Twice a year — in October and May — each of Ohio’s 613 public school districts are required by law to provide the state with five-year financial projections that show the school systems will maintain solvency.
Middletown’s latest projections show slight improvement from October’s and more importantly continue a strong trend in recent years of increasing financial health for the city schools, Randy Bertram, Middletown Schools treasurer, told the school board’s leadership.
Costs are down and the district’s bond rating from Moody’s private evaluation of Middletown’s finances has improved from a grade of “A minus stable” to “A minus positive.”
Moreover, said Bertram, whereas most Ohio districts spend from 70 percent to 80 percent on labor costs, Middletown is at 37 percent due to years of cost reductions, early retirement buyouts and outsourcing services, including maintenance and busing.

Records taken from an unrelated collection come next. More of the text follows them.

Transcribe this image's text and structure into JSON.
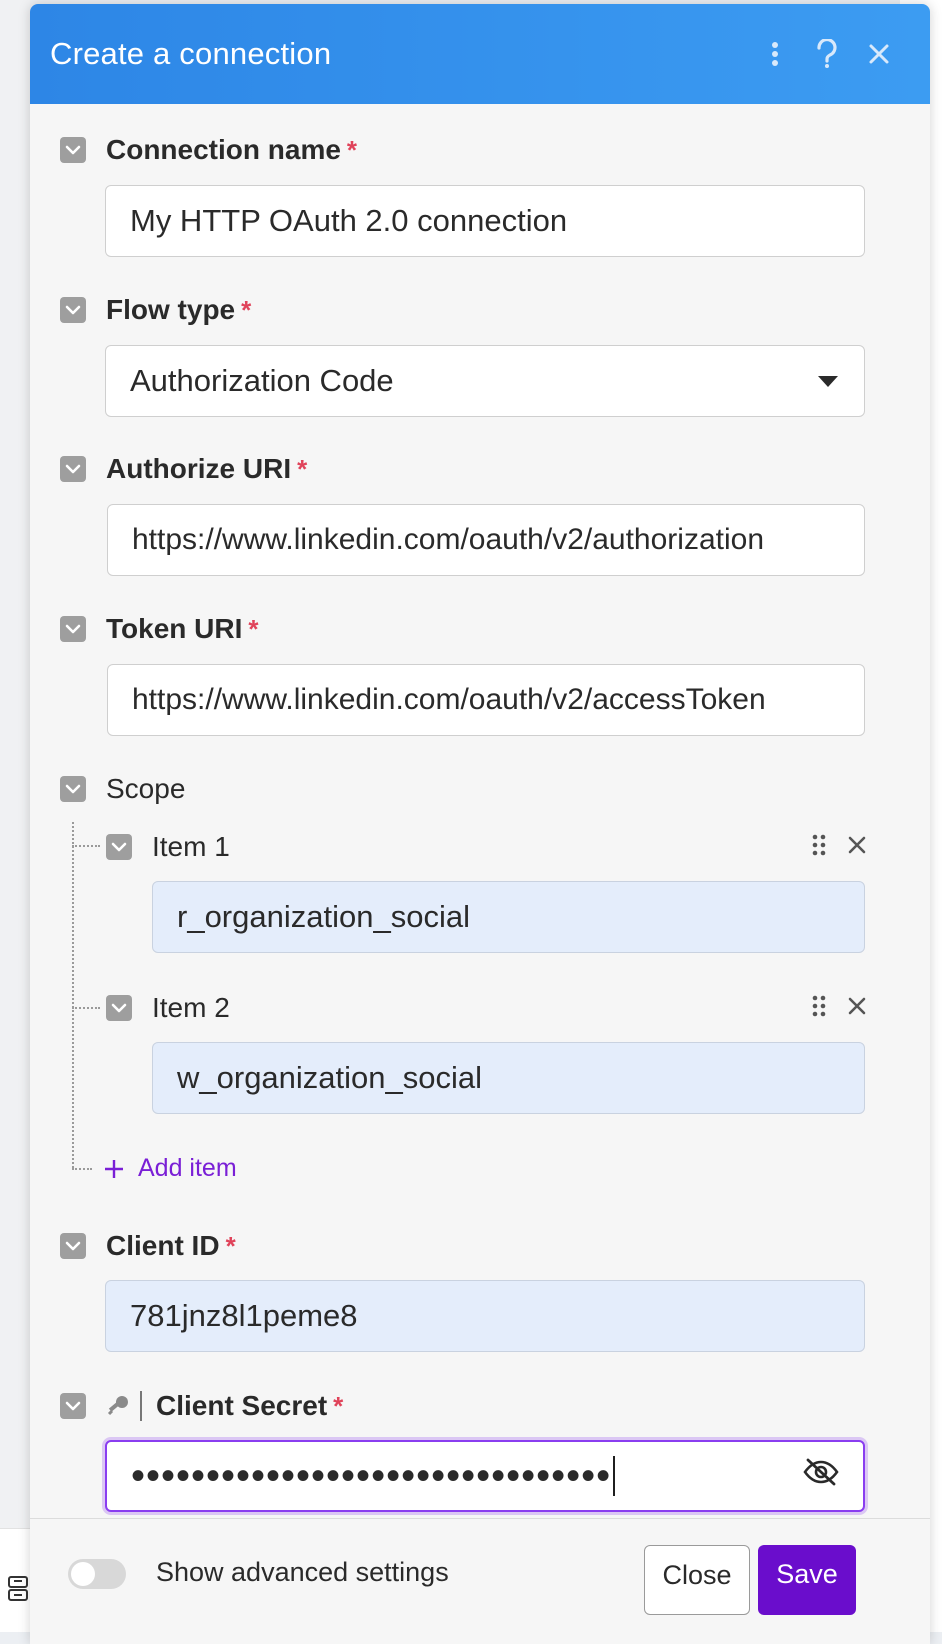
{
  "dialog": {
    "title": "Create a connection",
    "header_icons": [
      "more-vertical-icon",
      "help-icon",
      "close-icon"
    ]
  },
  "fields": {
    "connection_name": {
      "label": "Connection name",
      "required_mark": "*",
      "value": "My HTTP OAuth 2.0 connection"
    },
    "flow_type": {
      "label": "Flow type",
      "required_mark": "*",
      "value": "Authorization Code"
    },
    "authorize_uri": {
      "label": "Authorize URI",
      "required_mark": "*",
      "value": "https://www.linkedin.com/oauth/v2/authorization"
    },
    "token_uri": {
      "label": "Token URI",
      "required_mark": "*",
      "value": "https://www.linkedin.com/oauth/v2/accessToken"
    },
    "scope": {
      "label": "Scope",
      "items": [
        {
          "label": "Item 1",
          "value": "r_organization_social"
        },
        {
          "label": "Item 2",
          "value": "w_organization_social"
        }
      ],
      "add_label": "Add item"
    },
    "client_id": {
      "label": "Client ID",
      "required_mark": "*",
      "value": "781jnz8l1peme8"
    },
    "client_secret": {
      "label": "Client Secret",
      "required_mark": "*",
      "value": "••••••••••••••••••••••••••••••••"
    }
  },
  "footer": {
    "advanced_label": "Show advanced settings",
    "close_label": "Close",
    "save_label": "Save"
  },
  "colors": {
    "header": "#2d86e6",
    "required": "#e0435a",
    "accent_purple": "#6a0dcc",
    "tinted_input": "#e4edfb"
  }
}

“The staffing numbers are way down due to the cuts and the new staff we’re hiring … came in at a much cheaper price,” he said.
Middletown’s annual operating budget is $75 million this school year and will drop to $71.3 million for the 2016-2017 school year. No budget shortfall is projected until 2020, when a $381,000 deficit in forecast, according to Bertram.
Prior to that year, the district is projected to have operating budget surpluses decreasing annually from $3.9 million in 2016 to $725,000 in 2019.
“It’s good to know we are on the right track and things are certainly looking better,” said Bertram, who also pointed out the state’s most recent biennium budget has been more generous with education funding for Middletown compared to previous state allotments.
Voters here last decided on a school tax hike when in May 2014 they barely approved a $55 million bond issue combined with a 0.26-mill permanent improvement levy. Such levy monies are not used for operational budgets but for infrastructure, and the district is building a new middle school and renovating its high school.
“I feel good about the numbers and where we are,” Middletown Board of Education President Chris Urso said after the presentation. “You always want to make sure you are using the taxpayers’ dollars as responsibly as possible.”